■ Element data from apps and pages:
=-=-=
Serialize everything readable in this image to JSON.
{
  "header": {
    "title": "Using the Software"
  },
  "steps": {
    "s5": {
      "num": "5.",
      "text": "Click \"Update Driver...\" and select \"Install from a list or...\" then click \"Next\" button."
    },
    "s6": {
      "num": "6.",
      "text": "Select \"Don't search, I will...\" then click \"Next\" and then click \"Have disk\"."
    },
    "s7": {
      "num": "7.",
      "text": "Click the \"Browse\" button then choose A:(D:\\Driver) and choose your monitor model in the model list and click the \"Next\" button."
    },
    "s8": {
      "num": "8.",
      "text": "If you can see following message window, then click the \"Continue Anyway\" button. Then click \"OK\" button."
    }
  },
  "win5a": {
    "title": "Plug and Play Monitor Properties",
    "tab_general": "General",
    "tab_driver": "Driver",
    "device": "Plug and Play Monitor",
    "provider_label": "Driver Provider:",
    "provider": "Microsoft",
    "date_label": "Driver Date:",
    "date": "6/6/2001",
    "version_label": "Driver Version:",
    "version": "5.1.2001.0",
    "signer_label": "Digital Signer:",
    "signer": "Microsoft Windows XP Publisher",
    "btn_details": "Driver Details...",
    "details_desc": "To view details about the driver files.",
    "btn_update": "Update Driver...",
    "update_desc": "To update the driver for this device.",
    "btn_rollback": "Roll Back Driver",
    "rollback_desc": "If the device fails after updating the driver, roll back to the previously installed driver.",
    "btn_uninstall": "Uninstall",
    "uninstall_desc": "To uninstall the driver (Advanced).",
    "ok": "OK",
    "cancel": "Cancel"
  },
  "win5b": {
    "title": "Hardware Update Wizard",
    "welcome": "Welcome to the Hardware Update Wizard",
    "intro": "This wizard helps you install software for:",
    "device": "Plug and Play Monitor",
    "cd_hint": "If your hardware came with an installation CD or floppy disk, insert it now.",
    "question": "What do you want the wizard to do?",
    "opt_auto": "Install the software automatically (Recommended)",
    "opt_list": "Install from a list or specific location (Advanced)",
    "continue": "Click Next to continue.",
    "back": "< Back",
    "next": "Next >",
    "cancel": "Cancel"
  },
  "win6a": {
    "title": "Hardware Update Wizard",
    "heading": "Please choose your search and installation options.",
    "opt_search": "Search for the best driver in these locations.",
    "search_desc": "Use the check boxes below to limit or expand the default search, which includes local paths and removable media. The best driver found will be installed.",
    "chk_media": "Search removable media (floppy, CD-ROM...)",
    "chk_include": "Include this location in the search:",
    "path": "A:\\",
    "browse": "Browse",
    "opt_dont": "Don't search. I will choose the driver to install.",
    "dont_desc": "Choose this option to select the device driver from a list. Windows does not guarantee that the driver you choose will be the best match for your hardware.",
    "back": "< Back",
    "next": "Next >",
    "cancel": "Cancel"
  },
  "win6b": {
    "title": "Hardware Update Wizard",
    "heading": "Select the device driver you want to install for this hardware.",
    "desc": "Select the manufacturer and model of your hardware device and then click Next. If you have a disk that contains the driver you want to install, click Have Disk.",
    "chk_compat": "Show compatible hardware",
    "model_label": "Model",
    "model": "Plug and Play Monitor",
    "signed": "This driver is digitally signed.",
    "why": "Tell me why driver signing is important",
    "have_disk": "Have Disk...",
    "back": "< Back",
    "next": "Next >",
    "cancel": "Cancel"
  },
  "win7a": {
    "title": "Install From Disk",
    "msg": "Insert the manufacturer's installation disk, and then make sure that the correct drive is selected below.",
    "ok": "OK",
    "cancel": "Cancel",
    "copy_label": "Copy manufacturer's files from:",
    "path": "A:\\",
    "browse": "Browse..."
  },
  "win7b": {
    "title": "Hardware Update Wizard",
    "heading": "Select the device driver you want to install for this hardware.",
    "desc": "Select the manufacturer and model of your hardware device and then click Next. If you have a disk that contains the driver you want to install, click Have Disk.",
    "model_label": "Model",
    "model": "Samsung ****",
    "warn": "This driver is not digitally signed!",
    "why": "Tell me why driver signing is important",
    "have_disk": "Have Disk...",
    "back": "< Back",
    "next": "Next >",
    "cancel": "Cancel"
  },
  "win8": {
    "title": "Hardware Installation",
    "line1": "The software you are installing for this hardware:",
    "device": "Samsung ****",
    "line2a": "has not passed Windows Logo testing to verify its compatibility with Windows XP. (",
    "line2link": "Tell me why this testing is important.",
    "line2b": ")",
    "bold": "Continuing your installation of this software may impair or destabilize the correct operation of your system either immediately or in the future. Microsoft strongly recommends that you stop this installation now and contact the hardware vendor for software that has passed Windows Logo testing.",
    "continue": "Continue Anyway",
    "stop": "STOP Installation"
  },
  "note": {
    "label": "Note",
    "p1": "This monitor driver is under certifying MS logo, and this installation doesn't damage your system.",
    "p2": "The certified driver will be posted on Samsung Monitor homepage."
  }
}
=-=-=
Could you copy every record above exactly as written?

Serialize everything readable in this image to JSON.
{
  "header": {
    "title": "Using the Software"
  },
  "steps": {
    "s5": {
      "num": "5.",
      "text": "Click \"Update Driver...\" and select \"Install from a list or...\" then click \"Next\" button."
    },
    "s6": {
      "num": "6.",
      "text": "Select \"Don't search, I will...\" then click \"Next\" and then click \"Have disk\"."
    },
    "s7": {
      "num": "7.",
      "text": "Click the \"Browse\" button then choose A:(D:\\Driver) and choose your monitor model in the model list and click the \"Next\" button."
    },
    "s8": {
      "num": "8.",
      "text": "If you can see following message window, then click the \"Continue Anyway\" button. Then click \"OK\" button."
    }
  },
  "win5a": {
    "title": "Plug and Play Monitor Properties",
    "tab_general": "General",
    "tab_driver": "Driver",
    "device": "Plug and Play Monitor",
    "provider_label": "Driver Provider:",
    "provider": "Microsoft",
    "date_label": "Driver Date:",
    "date": "6/6/2001",
    "version_label": "Driver Version:",
    "version": "5.1.2001.0",
    "signer_label": "Digital Signer:",
    "signer": "Microsoft Windows XP Publisher",
    "btn_details": "Driver Details...",
    "details_desc": "To view details about the driver files.",
    "btn_update": "Update Driver...",
    "update_desc": "To update the driver for this device.",
    "btn_rollback": "Roll Back Driver",
    "rollback_desc": "If the device fails after updating the driver, roll back to the previously installed driver.",
    "btn_uninstall": "Uninstall",
    "uninstall_desc": "To uninstall the driver (Advanced).",
    "ok": "OK",
    "cancel": "Cancel"
  },
  "win5b": {
    "title": "Hardware Update Wizard",
    "welcome": "Welcome to the Hardware Update Wizard",
    "intro": "This wizard helps you install software for:",
    "device": "Plug and Play Monitor",
    "cd_hint": "If your hardware came with an installation CD or floppy disk, insert it now.",
    "question": "What do you want the wizard to do?",
    "opt_auto": "Install the software automatically (Recommended)",
    "opt_list": "Install from a list or specific location (Advanced)",
    "continue": "Click Next to continue.",
    "back": "< Back",
    "next": "Next >",
    "cancel": "Cancel"
  },
  "win6a": {
    "title": "Hardware Update Wizard",
    "heading": "Please choose your search and installation options.",
    "opt_search": "Search for the best driver in these locations.",
    "search_desc": "Use the check boxes below to limit or expand the default search, which includes local paths and removable media. The best driver found will be installed.",
    "chk_media": "Search removable media (floppy, CD-ROM...)",
    "chk_include": "Include this location in the search:",
    "path": "A:\\",
    "browse": "Browse",
    "opt_dont": "Don't search. I will choose the driver to install.",
    "dont_desc": "Choose this option to select the device driver from a list. Windows does not guarantee that the driver you choose will be the best match for your hardware.",
    "back": "< Back",
    "next": "Next >",
    "cancel": "Cancel"
  },
  "win6b": {
    "title": "Hardware Update Wizard",
    "heading": "Select the device driver you want to install for this hardware.",
    "desc": "Select the manufacturer and model of your hardware device and then click Next. If you have a disk that contains the driver you want to install, click Have Disk.",
    "chk_compat": "Show compatible hardware",
    "model_label": "Model",
    "model": "Plug and Play Monitor",
    "signed": "This driver is digitally signed.",
    "why": "Tell me why driver signing is important",
    "have_disk": "Have Disk...",
    "back": "< Back",
    "next": "Next >",
    "cancel": "Cancel"
  },
  "win7a": {
    "title": "Install From Disk",
    "msg": "Insert the manufacturer's installation disk, and then make sure that the correct drive is selected below.",
    "ok": "OK",
    "cancel": "Cancel",
    "copy_label": "Copy manufacturer's files from:",
    "path": "A:\\",
    "browse": "Browse..."
  },
  "win7b": {
    "title": "Hardware Update Wizard",
    "heading": "Select the device driver you want to install for this hardware.",
    "desc": "Select the manufacturer and model of your hardware device and then click Next. If you have a disk that contains the driver you want to install, click Have Disk.",
    "model_label": "Model",
    "model": "Samsung ****",
    "warn": "This driver is not digitally signed!",
    "why": "Tell me why driver signing is important",
    "have_disk": "Have Disk...",
    "back": "< Back",
    "next": "Next >",
    "cancel": "Cancel"
  },
  "win8": {
    "title": "Hardware Installation",
    "line1": "The software you are installing for this hardware:",
    "device": "Samsung ****",
    "line2a": "has not passed Windows Logo testing to verify its compatibility with Windows XP. (",
    "line2link": "Tell me why this testing is important.",
    "line2b": ")",
    "bold": "Continuing your installation of this software may impair or destabilize the correct operation of your system either immediately or in the future. Microsoft strongly recommends that you stop this installation now and contact the hardware vendor for software that has passed Windows Logo testing.",
    "continue": "Continue Anyway",
    "stop": "STOP Installation"
  },
  "note": {
    "label": "Note",
    "p1": "This monitor driver is under certifying MS logo, and this installation doesn't damage your system.",
    "p2": "The certified driver will be posted on Samsung Monitor homepage."
  }
}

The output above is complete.